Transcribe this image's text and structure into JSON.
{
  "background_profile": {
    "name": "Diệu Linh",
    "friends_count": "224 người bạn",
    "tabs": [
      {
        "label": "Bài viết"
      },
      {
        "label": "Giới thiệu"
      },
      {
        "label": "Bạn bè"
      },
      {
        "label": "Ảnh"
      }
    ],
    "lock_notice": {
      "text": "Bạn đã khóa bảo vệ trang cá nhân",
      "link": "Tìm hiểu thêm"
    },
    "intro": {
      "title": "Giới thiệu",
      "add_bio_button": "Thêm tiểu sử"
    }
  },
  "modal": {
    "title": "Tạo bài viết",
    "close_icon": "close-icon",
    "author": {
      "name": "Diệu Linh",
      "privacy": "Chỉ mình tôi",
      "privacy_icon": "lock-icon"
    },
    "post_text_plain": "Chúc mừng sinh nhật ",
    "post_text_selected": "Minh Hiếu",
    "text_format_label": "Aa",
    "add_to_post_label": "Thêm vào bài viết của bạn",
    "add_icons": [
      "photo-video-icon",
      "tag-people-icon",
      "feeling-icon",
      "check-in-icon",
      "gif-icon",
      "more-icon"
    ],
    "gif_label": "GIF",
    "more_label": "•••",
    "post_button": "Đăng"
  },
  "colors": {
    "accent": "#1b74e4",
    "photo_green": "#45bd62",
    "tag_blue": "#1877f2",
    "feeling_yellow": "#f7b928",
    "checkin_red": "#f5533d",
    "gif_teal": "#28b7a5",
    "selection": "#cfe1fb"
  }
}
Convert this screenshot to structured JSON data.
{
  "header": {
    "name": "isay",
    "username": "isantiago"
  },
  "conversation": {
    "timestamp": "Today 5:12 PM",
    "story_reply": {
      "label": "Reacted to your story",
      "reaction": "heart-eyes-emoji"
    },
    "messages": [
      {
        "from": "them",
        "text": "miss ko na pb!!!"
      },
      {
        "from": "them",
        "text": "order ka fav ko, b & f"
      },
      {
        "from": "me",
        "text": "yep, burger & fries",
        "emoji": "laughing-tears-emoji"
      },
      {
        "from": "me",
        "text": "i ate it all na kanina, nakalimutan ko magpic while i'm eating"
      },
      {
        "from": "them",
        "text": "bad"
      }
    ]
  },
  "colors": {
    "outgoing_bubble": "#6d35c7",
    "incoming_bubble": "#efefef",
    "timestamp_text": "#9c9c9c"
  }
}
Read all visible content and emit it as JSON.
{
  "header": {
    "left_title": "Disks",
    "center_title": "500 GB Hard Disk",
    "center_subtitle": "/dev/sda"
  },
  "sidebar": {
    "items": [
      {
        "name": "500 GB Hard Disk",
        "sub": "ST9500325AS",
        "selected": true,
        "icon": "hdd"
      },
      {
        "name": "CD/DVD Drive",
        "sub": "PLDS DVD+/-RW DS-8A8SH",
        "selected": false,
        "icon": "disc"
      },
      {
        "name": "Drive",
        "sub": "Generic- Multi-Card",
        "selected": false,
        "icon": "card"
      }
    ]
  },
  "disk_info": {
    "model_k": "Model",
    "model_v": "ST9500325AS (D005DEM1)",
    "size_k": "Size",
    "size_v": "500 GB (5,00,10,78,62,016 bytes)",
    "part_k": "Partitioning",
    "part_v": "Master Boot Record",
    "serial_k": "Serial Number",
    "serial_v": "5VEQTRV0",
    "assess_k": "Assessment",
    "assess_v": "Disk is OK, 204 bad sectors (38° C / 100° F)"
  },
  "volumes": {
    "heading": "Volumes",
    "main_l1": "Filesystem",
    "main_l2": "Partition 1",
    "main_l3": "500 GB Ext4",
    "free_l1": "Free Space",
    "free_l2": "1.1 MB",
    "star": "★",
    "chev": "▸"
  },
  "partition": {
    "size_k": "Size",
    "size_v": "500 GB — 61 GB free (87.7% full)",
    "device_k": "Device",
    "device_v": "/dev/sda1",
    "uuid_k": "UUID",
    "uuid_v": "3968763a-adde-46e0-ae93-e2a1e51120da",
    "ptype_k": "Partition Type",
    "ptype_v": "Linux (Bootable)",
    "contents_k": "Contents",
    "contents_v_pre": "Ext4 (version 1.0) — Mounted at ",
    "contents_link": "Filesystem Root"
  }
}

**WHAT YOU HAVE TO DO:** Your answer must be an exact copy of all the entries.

**SOLUTION TO THE PROBLEM:**
Transcribe this image's text and structure into JSON.
{
  "background_profile": {
    "name": "Diệu Linh",
    "friends_count": "224 người bạn",
    "tabs": [
      {
        "label": "Bài viết"
      },
      {
        "label": "Giới thiệu"
      },
      {
        "label": "Bạn bè"
      },
      {
        "label": "Ảnh"
      }
    ],
    "lock_notice": {
      "text": "Bạn đã khóa bảo vệ trang cá nhân",
      "link": "Tìm hiểu thêm"
    },
    "intro": {
      "title": "Giới thiệu",
      "add_bio_button": "Thêm tiểu sử"
    }
  },
  "modal": {
    "title": "Tạo bài viết",
    "close_icon": "close-icon",
    "author": {
      "name": "Diệu Linh",
      "privacy": "Chỉ mình tôi",
      "privacy_icon": "lock-icon"
    },
    "post_text_plain": "Chúc mừng sinh nhật ",
    "post_text_selected": "Minh Hiếu",
    "text_format_label": "Aa",
    "add_to_post_label": "Thêm vào bài viết của bạn",
    "add_icons": [
      "photo-video-icon",
      "tag-people-icon",
      "feeling-icon",
      "check-in-icon",
      "gif-icon",
      "more-icon"
    ],
    "gif_label": "GIF",
    "more_label": "•••",
    "post_button": "Đăng"
  },
  "colors": {
    "accent": "#1b74e4",
    "photo_green": "#45bd62",
    "tag_blue": "#1877f2",
    "feeling_yellow": "#f7b928",
    "checkin_red": "#f5533d",
    "gif_teal": "#28b7a5",
    "selection": "#cfe1fb"
  }
}
Convert this screenshot to structured JSON data.
{
  "header": {
    "name": "isay",
    "username": "isantiago"
  },
  "conversation": {
    "timestamp": "Today 5:12 PM",
    "story_reply": {
      "label": "Reacted to your story",
      "reaction": "heart-eyes-emoji"
    },
    "messages": [
      {
        "from": "them",
        "text": "miss ko na pb!!!"
      },
      {
        "from": "them",
        "text": "order ka fav ko, b & f"
      },
      {
        "from": "me",
        "text": "yep, burger & fries",
        "emoji": "laughing-tears-emoji"
      },
      {
        "from": "me",
        "text": "i ate it all na kanina, nakalimutan ko magpic while i'm eating"
      },
      {
        "from": "them",
        "text": "bad"
      }
    ]
  },
  "colors": {
    "outgoing_bubble": "#6d35c7",
    "incoming_bubble": "#efefef",
    "timestamp_text": "#9c9c9c"
  }
}
Read all visible content and emit it as JSON.
{
  "header": {
    "left_title": "Disks",
    "center_title": "500 GB Hard Disk",
    "center_subtitle": "/dev/sda"
  },
  "sidebar": {
    "items": [
      {
        "name": "500 GB Hard Disk",
        "sub": "ST9500325AS",
        "selected": true,
        "icon": "hdd"
      },
      {
        "name": "CD/DVD Drive",
        "sub": "PLDS DVD+/-RW DS-8A8SH",
        "selected": false,
        "icon": "disc"
      },
      {
        "name": "Drive",
        "sub": "Generic- Multi-Card",
        "selected": false,
        "icon": "card"
      }
    ]
  },
  "disk_info": {
    "model_k": "Model",
    "model_v": "ST9500325AS (D005DEM1)",
    "size_k": "Size",
    "size_v": "500 GB (5,00,10,78,62,016 bytes)",
    "part_k": "Partitioning",
    "part_v": "Master Boot Record",
    "serial_k": "Serial Number",
    "serial_v": "5VEQTRV0",
    "assess_k": "Assessment",
    "assess_v": "Disk is OK, 204 bad sectors (38° C / 100° F)"
  },
  "volumes": {
    "heading": "Volumes",
    "main_l1": "Filesystem",
    "main_l2": "Partition 1",
    "main_l3": "500 GB Ext4",
    "free_l1": "Free Space",
    "free_l2": "1.1 MB",
    "star": "★",
    "chev": "▸"
  },
  "partition": {
    "size_k": "Size",
    "size_v": "500 GB — 61 GB free (87.7% full)",
    "device_k": "Device",
    "device_v": "/dev/sda1",
    "uuid_k": "UUID",
    "uuid_v": "3968763a-adde-46e0-ae93-e2a1e51120da",
    "ptype_k": "Partition Type",
    "ptype_v": "Linux (Bootable)",
    "contents_k": "Contents",
    "contents_v_pre": "Ext4 (version 1.0) — Mounted at ",
    "contents_link": "Filesystem Root"
  }
}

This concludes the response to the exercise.